Organomineral fertilisers: nutrient dynamics and evaluation of agronomic characteristics

Antille, D. L. and Sakrabani, R. and Godwin, R. J. (2009) Organomineral fertilisers: nutrient dynamics and evaluation of agronomic characteristics. In: American Society of Agricultural and Biological Engineers Annual International Meeting (ASABE 2009), 21-24 Jun 2009, Reno, NV. United States.

[img]
Preview
Text (Published Version)
Antille_Sakrabani_Godwin_ASABE2009_PV.pdf

Download (298Kb) | Preview

Abstract

Recycling of sewage sludge (biosolids) to agricultural land is regarded as the best practicable environmental option and currently represents the main disposal route in the UK. A novel method was developed by United Utilities-plc to produce organomineral fertilisers (OMFs) using biosolids. The purpose of this investigation was to identify the effects of the use of OMFs on winter wheat (Triticum aestivum L) and rye-grass (Lolium perenne L.) and validate the data reported in previous studies. Nitrogen and phosphorus release characteristics were also investigated under controlled laboratory conditions. Results indicated that grain yield (wheat) and dry matter production (rye-grass) were significantly increased (p<0.001) following application of OMFs and urea compared with the control (non-fertilised crop). Higher concentration of available N in the OMFs and urea resulted in significantly higher (p<0.001) grain yield and dry matter than the biosolid. Following fertiliser and biosolids application, the concentration of N in harvested plant material (rye-grass) was also significantly increased in the all treatments compared with the control (p<0.001). The MERNs (most economic rate of N) were calculated for wheat; these were 199.6; 189.7; and 223.5kg [N] ha -1 for urea, OMF 15, and OMF 10 respectively. Following application of OMFs and urea to the soil, the majority of the N (up to 80% of the total N applied) was found to be released in the first 30 days after application; thereafter, N-fertiliser was released at a rate comparable to the soil organic N. Total N in the soil was found to have significantly increased (p=0.002) compared with the control (non-fertilised soil) after two consecutives years of fertiliser application. This was more evident when the organic N content in the fertiliser material was increased in relation to the readily available N. Soil extractable P was not significantly (p=0.962) changed after two consecutive years of OMFs and biosolids application; however, a marginally larger increase in soil extractable P was observed when biosolids were used.
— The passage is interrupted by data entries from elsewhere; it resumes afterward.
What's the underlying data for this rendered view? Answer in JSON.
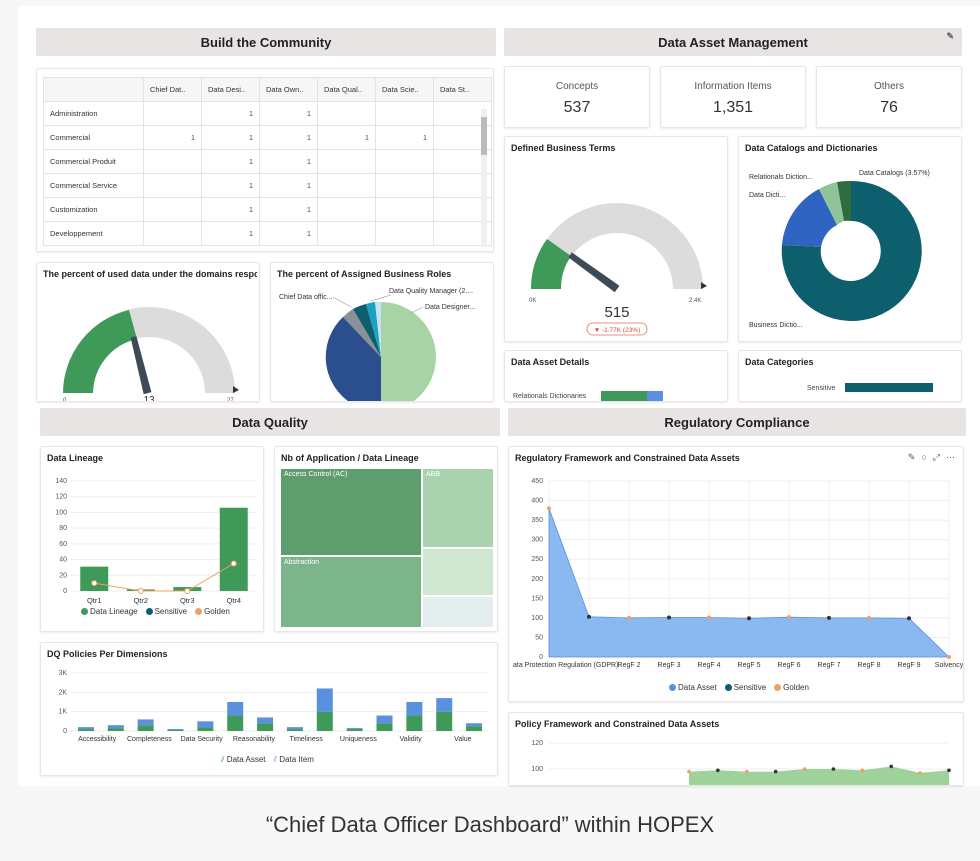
{
  "sections": {
    "build_community": "Build the Community",
    "data_asset_management": "Data Asset Management",
    "data_quality": "Data Quality",
    "regulatory_compliance": "Regulatory Compliance"
  },
  "community_table": {
    "columns": [
      "Chief Dat..",
      "Data Desi..",
      "Data Own..",
      "Data Qual..",
      "Data Scie..",
      "Data St.."
    ],
    "rows": [
      {
        "name": "Administration",
        "cells": [
          "",
          "1",
          "1",
          "",
          "",
          ""
        ]
      },
      {
        "name": "Commercial",
        "cells": [
          "1",
          "1",
          "1",
          "1",
          "1",
          "1"
        ]
      },
      {
        "name": "Commercial Produit",
        "cells": [
          "",
          "1",
          "1",
          "",
          "",
          ""
        ]
      },
      {
        "name": "Commercial Service",
        "cells": [
          "",
          "1",
          "1",
          "",
          "",
          ""
        ]
      },
      {
        "name": "Customization",
        "cells": [
          "",
          "1",
          "1",
          "",
          "",
          ""
        ]
      },
      {
        "name": "Developpement",
        "cells": [
          "",
          "1",
          "1",
          "",
          "",
          ""
        ]
      }
    ]
  },
  "used_data": {
    "title": "The percent of used data under the domains respo...",
    "min": "0",
    "max": "27",
    "value": "13"
  },
  "assigned_roles": {
    "title": "The percent of Assigned Business Roles",
    "labels": [
      "Chief Data offic...",
      "Data Quality Manager (2....",
      "Data Designer..."
    ]
  },
  "kpis": [
    {
      "label": "Concepts",
      "value": "537"
    },
    {
      "label": "Information Items",
      "value": "1,351"
    },
    {
      "label": "Others",
      "value": "76"
    }
  ],
  "business_terms": {
    "title": "Defined Business Terms",
    "min": "0K",
    "max": "2.4K",
    "value": "515",
    "delta": "▼ -1.77K (23%)"
  },
  "catalogs": {
    "title": "Data Catalogs and Dictionaries",
    "labels": [
      "Relationals Diction...",
      "Data Dicti...",
      "Data Catalogs (3.57%)",
      "Business Dictio..."
    ]
  },
  "asset_details": {
    "title": "Data Asset Details",
    "label": "Relationals Dictionaries"
  },
  "categories": {
    "title": "Data Categories",
    "label": "Sensitive"
  },
  "chart_data": [
    {
      "type": "bar",
      "title": "Data Lineage",
      "categories": [
        "Qtr1",
        "Qtr2",
        "Qtr3",
        "Qtr4"
      ],
      "series": [
        {
          "name": "Data Lineage",
          "values": [
            31,
            2,
            5,
            106
          ]
        },
        {
          "name": "Sensitive",
          "values": [
            0,
            0,
            0,
            0
          ]
        },
        {
          "name": "Golden",
          "values": [
            10,
            0,
            0,
            35
          ]
        }
      ],
      "ylim": [
        0,
        140
      ],
      "yticks": [
        "0",
        "20",
        "40",
        "60",
        "80",
        "100",
        "120",
        "140"
      ]
    },
    {
      "type": "heatmap",
      "title": "Nb of Application / Data Lineage",
      "cells": [
        "Access Control (AC)",
        "ABB",
        "Abstraction"
      ]
    },
    {
      "type": "bar",
      "title": "DQ Policies Per Dimensions",
      "categories": [
        "Accessibility",
        "Completeness",
        "Data Security",
        "Reasonability",
        "Timeliness",
        "Uniqueness",
        "Validity",
        "Value"
      ],
      "series": [
        {
          "name": "Data Asset",
          "values": [
            100,
            150,
            300,
            50,
            200,
            800,
            400,
            100,
            1000,
            100,
            400,
            800,
            1000,
            250
          ]
        },
        {
          "name": "Data Item",
          "values": [
            100,
            150,
            300,
            50,
            300,
            700,
            300,
            100,
            1200,
            50,
            400,
            700,
            700,
            150
          ]
        }
      ],
      "ylim": [
        0,
        3000
      ],
      "yticks": [
        "0",
        "1K",
        "2K",
        "3K"
      ]
    },
    {
      "type": "area",
      "title": "Regulatory Framework and Constrained Data Assets",
      "categories": [
        "ata Protection Regulation (GDPR)",
        "",
        "RegF 2",
        "RegF 3",
        "RegF 4",
        "RegF 5",
        "RegF 6",
        "RegF 7",
        "RegF 8",
        "RegF 9",
        "Solvency"
      ],
      "series": [
        {
          "name": "Data Asset",
          "values": [
            380,
            103,
            100,
            101,
            101,
            99,
            102,
            100,
            100,
            99,
            0
          ]
        }
      ],
      "legend": [
        "Data Asset",
        "Sensitive",
        "Golden"
      ],
      "ylim": [
        0,
        450
      ],
      "yticks": [
        "0",
        "50",
        "100",
        "150",
        "200",
        "250",
        "300",
        "350",
        "400",
        "450"
      ]
    },
    {
      "type": "area",
      "title": "Policy Framework and Constrained Data Assets",
      "series": [
        {
          "name": "Data Asset",
          "values": [
            98,
            99,
            98,
            98,
            100,
            100,
            99,
            102,
            97,
            99
          ]
        }
      ],
      "yticks": [
        "100",
        "120"
      ]
    }
  ],
  "legend_lineage": [
    "Data Lineage",
    "Sensitive",
    "Golden"
  ],
  "legend_dq": [
    "Data Asset",
    "Data Item"
  ],
  "legend_reg": [
    "Data Asset",
    "Sensitive",
    "Golden"
  ],
  "caption": "“Chief Data Officer Dashboard” within HOPEX",
  "colors": {
    "green": "#3f9a5a",
    "teal": "#0e5f6e",
    "blue": "#2f64c2",
    "light_blue": "#8ab8f0",
    "orange": "#f0a060",
    "header_bg": "#e8e4e4"
  }
}
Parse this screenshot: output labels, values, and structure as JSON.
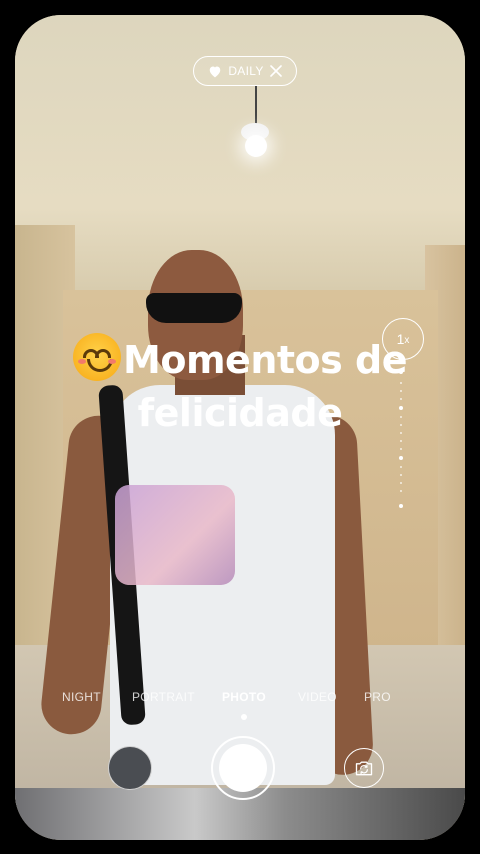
{
  "top_pill": {
    "label": "DAILY",
    "heart_icon": "heart-icon",
    "close_icon": "close-icon"
  },
  "caption": {
    "line1": "Momentos de",
    "line2": "felicidade",
    "emoji": "smiling-face-emoji"
  },
  "zoom": {
    "value": "1",
    "unit": "x"
  },
  "modes": [
    {
      "label": "NIGHT",
      "active": false
    },
    {
      "label": "PORTRAIT",
      "active": false
    },
    {
      "label": "PHOTO",
      "active": true
    },
    {
      "label": "VIDEO",
      "active": false
    },
    {
      "label": "PRO",
      "active": false
    }
  ],
  "controls": {
    "gallery_icon": "gallery-thumbnail",
    "shutter_icon": "shutter-button",
    "flip_icon": "flip-camera-icon"
  }
}
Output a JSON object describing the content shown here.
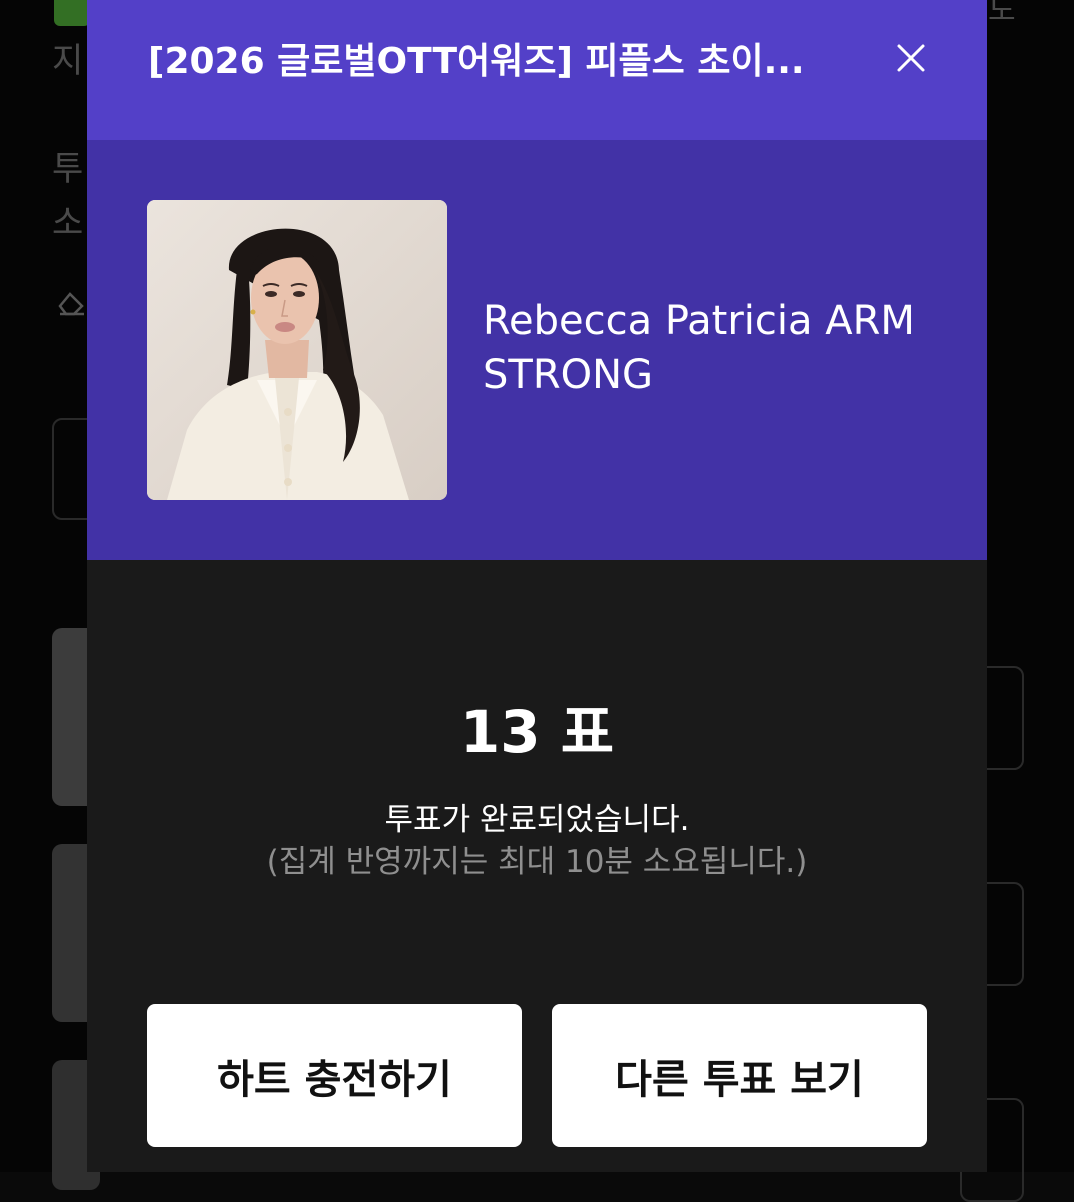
{
  "background": {
    "line1": "지",
    "line2": "투",
    "line3": "소",
    "corner": "도"
  },
  "modal": {
    "title": "[2026 글로벌OTT어워즈] 피플스 초이...",
    "close_icon": "close-icon",
    "header_color": "#5340c8",
    "card_color": "#4232a6"
  },
  "candidate": {
    "name": "Rebecca Patricia ARMSTRONG",
    "photo_icon": "candidate-photo"
  },
  "result": {
    "vote_count": "13 표",
    "complete_message": "투표가 완료되었습니다.",
    "note": "(집계 반영까지는 최대 10분 소요됩니다.)"
  },
  "actions": {
    "charge_hearts": "하트 충전하기",
    "other_votes": "다른 투표 보기"
  }
}
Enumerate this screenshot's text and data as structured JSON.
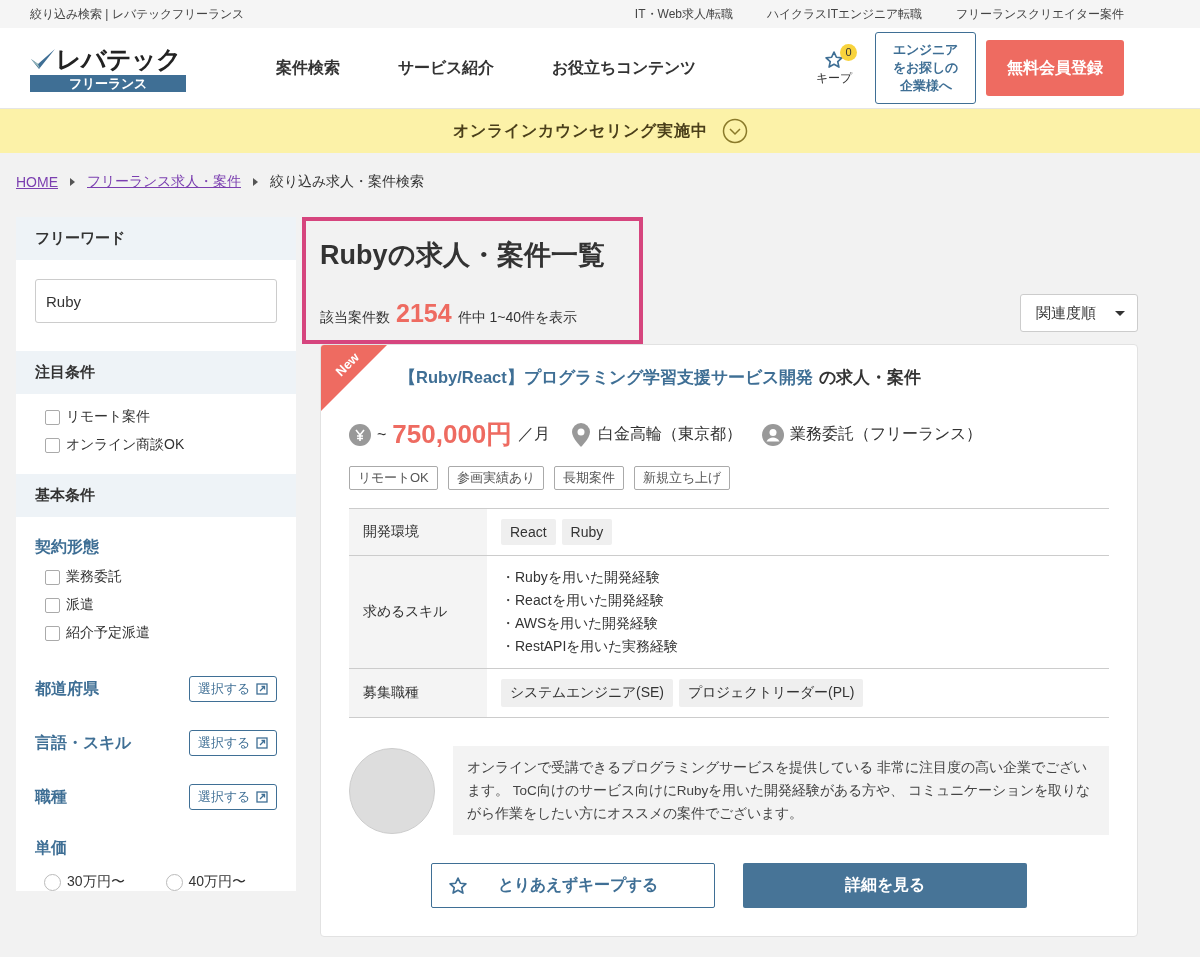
{
  "topbar": {
    "title": "絞り込み検索 | レバテックフリーランス",
    "links": [
      "IT・Web求人/転職",
      "ハイクラスITエンジニア転職",
      "フリーランスクリエイター案件"
    ]
  },
  "header": {
    "logo_text": "レバテック",
    "logo_sub": "フリーランス",
    "nav": [
      "案件検索",
      "サービス紹介",
      "お役立ちコンテンツ"
    ],
    "keep_label": "キープ",
    "keep_count": "0",
    "company_button": "エンジニアをお探しの企業様へ",
    "signup_button": "無料会員登録"
  },
  "banner": {
    "text": "オンラインカウンセリング実施中"
  },
  "breadcrumb": [
    {
      "label": "HOME",
      "link": true
    },
    {
      "label": "フリーランス求人・案件",
      "link": true
    },
    {
      "label": "絞り込み求人・案件検索",
      "link": false
    }
  ],
  "sidebar": {
    "freeword_heading": "フリーワード",
    "freeword_value": "Ruby",
    "featured_heading": "注目条件",
    "featured": [
      {
        "label": "リモート案件",
        "checked": false
      },
      {
        "label": "オンライン商談OK",
        "checked": false
      }
    ],
    "basic_heading": "基本条件",
    "contract_heading": "契約形態",
    "contract": [
      {
        "label": "業務委託",
        "checked": false
      },
      {
        "label": "派遣",
        "checked": false
      },
      {
        "label": "紹介予定派遣",
        "checked": false
      }
    ],
    "selectors": [
      {
        "label": "都道府県",
        "button": "選択する"
      },
      {
        "label": "言語・スキル",
        "button": "選択する"
      },
      {
        "label": "職種",
        "button": "選択する"
      }
    ],
    "price_heading": "単価",
    "prices": [
      {
        "label": "30万円〜",
        "selected": false
      },
      {
        "label": "40万円〜",
        "selected": false
      }
    ]
  },
  "results": {
    "title_keyword": "Ruby",
    "title_rest": "の求人・案件一覧",
    "count_label": "該当案件数",
    "count": "2154",
    "count_suffix": "件中 1~40件を表示",
    "sort": "関連度順"
  },
  "job": {
    "badge": "New",
    "title_link": "【Ruby/React】プログラミング学習支援サービス開発",
    "title_suffix": "の求人・案件",
    "price_prefix": "~",
    "price": "750,000円",
    "price_unit": "／月",
    "location": "白金高輪（東京都）",
    "contract": "業務委託（フリーランス）",
    "tags": [
      "リモートOK",
      "参画実績あり",
      "長期案件",
      "新規立ち上げ"
    ],
    "details": [
      {
        "label": "開発環境",
        "kind": "chips",
        "values": [
          "React",
          "Ruby"
        ]
      },
      {
        "label": "求めるスキル",
        "kind": "list",
        "values": [
          "・Rubyを用いた開発経験",
          "・Reactを用いた開発経験",
          "・AWSを用いた開発経験",
          "・RestAPIを用いた実務経験"
        ]
      },
      {
        "label": "募集職種",
        "kind": "chips",
        "values": [
          "システムエンジニア(SE)",
          "プロジェクトリーダー(PL)"
        ]
      }
    ],
    "comment": "オンラインで受講できるプログラミングサービスを提供している 非常に注目度の高い企業でございます。 ToC向けのサービス向けにRubyを用いた開発経験がある方や、 コミュニケーションを取りながら作業をしたい方にオススメの案件でございます。",
    "keep_button": "とりあえずキープする",
    "detail_button": "詳細を見る"
  }
}
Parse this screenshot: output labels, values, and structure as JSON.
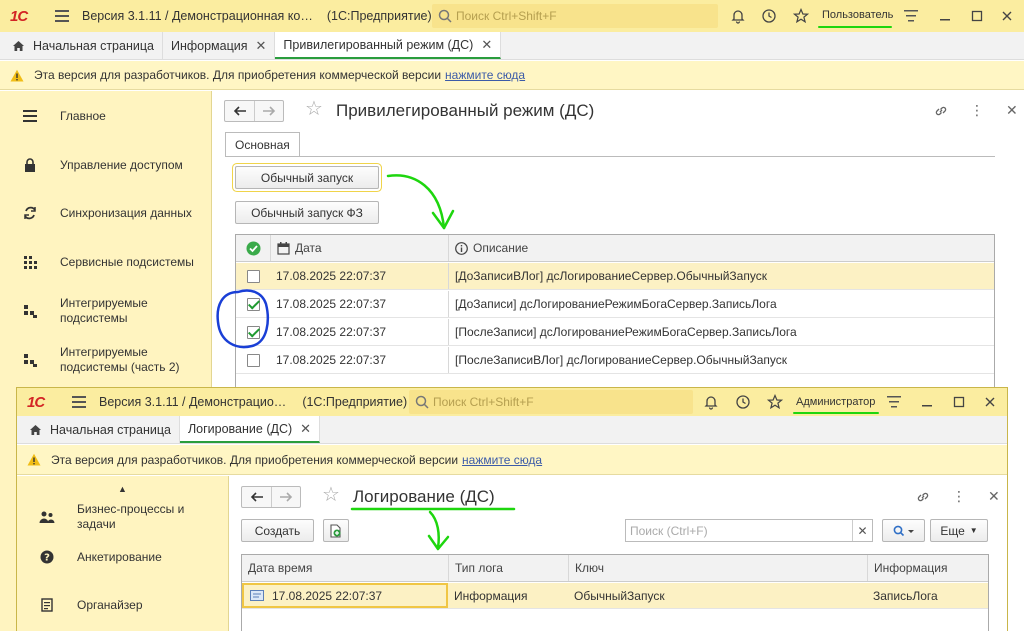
{
  "colors": {
    "titlebar_bg": "#fbeda0",
    "sidebar_bg": "#fff4c0",
    "warning_bg": "#fff6c4",
    "accent_green": "#2a9d3d",
    "annotation_green": "#1ed60e",
    "annotation_blue": "#1a3fd6",
    "selected_row": "#fcf1c4",
    "logo_red": "#d32525"
  },
  "window_user": {
    "logo": "1С",
    "title": "Версия 3.1.11 / Демонстрационная ко…",
    "app_name": "(1С:Предприятие)",
    "search_placeholder": "Поиск Ctrl+Shift+F",
    "user_name": "Пользователь",
    "tabs": [
      {
        "label": "Начальная страница"
      },
      {
        "label": "Информация"
      },
      {
        "label": "Привилегированный режим (ДС)"
      }
    ],
    "warning": {
      "text": "Эта версия для разработчиков. Для приобретения коммерческой версии",
      "link": "нажмите сюда"
    },
    "sidebar": [
      {
        "label": "Главное",
        "icon": "list-icon"
      },
      {
        "label": "Управление доступом",
        "icon": "lock-icon"
      },
      {
        "label": "Синхронизация данных",
        "icon": "sync-icon"
      },
      {
        "label": "Сервисные подсистемы",
        "icon": "grid-icon"
      },
      {
        "label": "Интегрируемые подсистемы",
        "icon": "blocks-icon"
      },
      {
        "label": "Интегрируемые подсистемы (часть 2)",
        "icon": "blocks-icon"
      }
    ],
    "form": {
      "title": "Привилегированный режим (ДС)",
      "page_tab": "Основная",
      "btn_run": "Обычный запуск",
      "btn_run_fz": "Обычный запуск ФЗ",
      "columns": [
        "Дата",
        "Описание"
      ],
      "rows": [
        {
          "checked": false,
          "date": "17.08.2025 22:07:37",
          "desc": "[ДоЗаписиВЛог] дсЛогированиеСервер.ОбычныйЗапуск"
        },
        {
          "checked": true,
          "date": "17.08.2025 22:07:37",
          "desc": "[ДоЗаписи] дсЛогированиеРежимБогаСервер.ЗаписьЛога"
        },
        {
          "checked": true,
          "date": "17.08.2025 22:07:37",
          "desc": "[ПослеЗаписи] дсЛогированиеРежимБогаСервер.ЗаписьЛога"
        },
        {
          "checked": false,
          "date": "17.08.2025 22:07:37",
          "desc": "[ПослеЗаписиВЛог] дсЛогированиеСервер.ОбычныйЗапуск"
        }
      ]
    }
  },
  "window_admin": {
    "logo": "1С",
    "title": "Версия 3.1.11 / Демонстрацио…",
    "app_name": "(1С:Предприятие)",
    "search_placeholder": "Поиск Ctrl+Shift+F",
    "user_name": "Администратор",
    "tabs": [
      {
        "label": "Начальная страница"
      },
      {
        "label": "Логирование (ДС)"
      }
    ],
    "warning": {
      "text": "Эта версия для разработчиков. Для приобретения коммерческой версии",
      "link": "нажмите сюда"
    },
    "sidebar": [
      {
        "label": "Бизнес-процессы и задачи",
        "icon": "people-icon"
      },
      {
        "label": "Анкетирование",
        "icon": "question-icon"
      },
      {
        "label": "Органайзер",
        "icon": "notebook-icon"
      }
    ],
    "form": {
      "title": "Логирование (ДС)",
      "btn_create": "Создать",
      "search_placeholder": "Поиск (Ctrl+F)",
      "btn_more": "Еще",
      "columns": [
        "Дата время",
        "Тип лога",
        "Ключ",
        "Информация"
      ],
      "rows": [
        {
          "datetime": "17.08.2025 22:07:37",
          "type": "Информация",
          "key": "ОбычныйЗапуск",
          "info": "ЗаписьЛога"
        }
      ]
    }
  }
}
Statistics for USQ ePrint 25440
Statistics for this ePrint Item
Item Type: Conference or Workshop Item (Commonwealth Reporting Category E) (Paper)
Refereed: No
Item Status: Live Archive
Additional Information: © (2009) by American Society of Agricultural & Biological Engineers. For information about securing permission to reprint or reproduce a technical presentation, please contact ASABE at rutter@asabe.org or 269-932-7004 (2950 Niles Road, St. Joseph, MI 49085-9659 USA). Paper no. 095981
Faculty / Department / School: Historic - Faculty of Engineering and Surveying - Department of Agricultural, Civil and Environmental Engineering
Date Deposited: 08 Jul 2014 05:16
Last Modified: 08 Jul 2014 05:16
Uncontrolled Keywords: biosolids; MERN; N & P release characteristics; organomineral fertilisers; OMF; rye-grass; wheat
Fields of Research : 07 Agricultural and Veterinary Sciences > 0703 Crop and Pasture Production > 070306 Crop and Pasture Nutrition
09 Engineering > 0904 Chemical Engineering > 090410 Water Treatment Processes
07 Agricultural and Veterinary Sciences > 0799 Other Agricultural and Veterinary Sciences > 079902 Fertilisers and Agrochemicals (incl. Application)
Socio-Economic Objective: E Expanding Knowledge > 97 Expanding Knowledge > 970107 Expanding Knowledge in the Agricultural and Veterinary Sciences
Identification Number or DOI: doi:10.13031/2013.27018
URI: http://eprints.usq.edu.au/id/eprint/25440

Actions (login required)

View Item Archive Repository Staff Only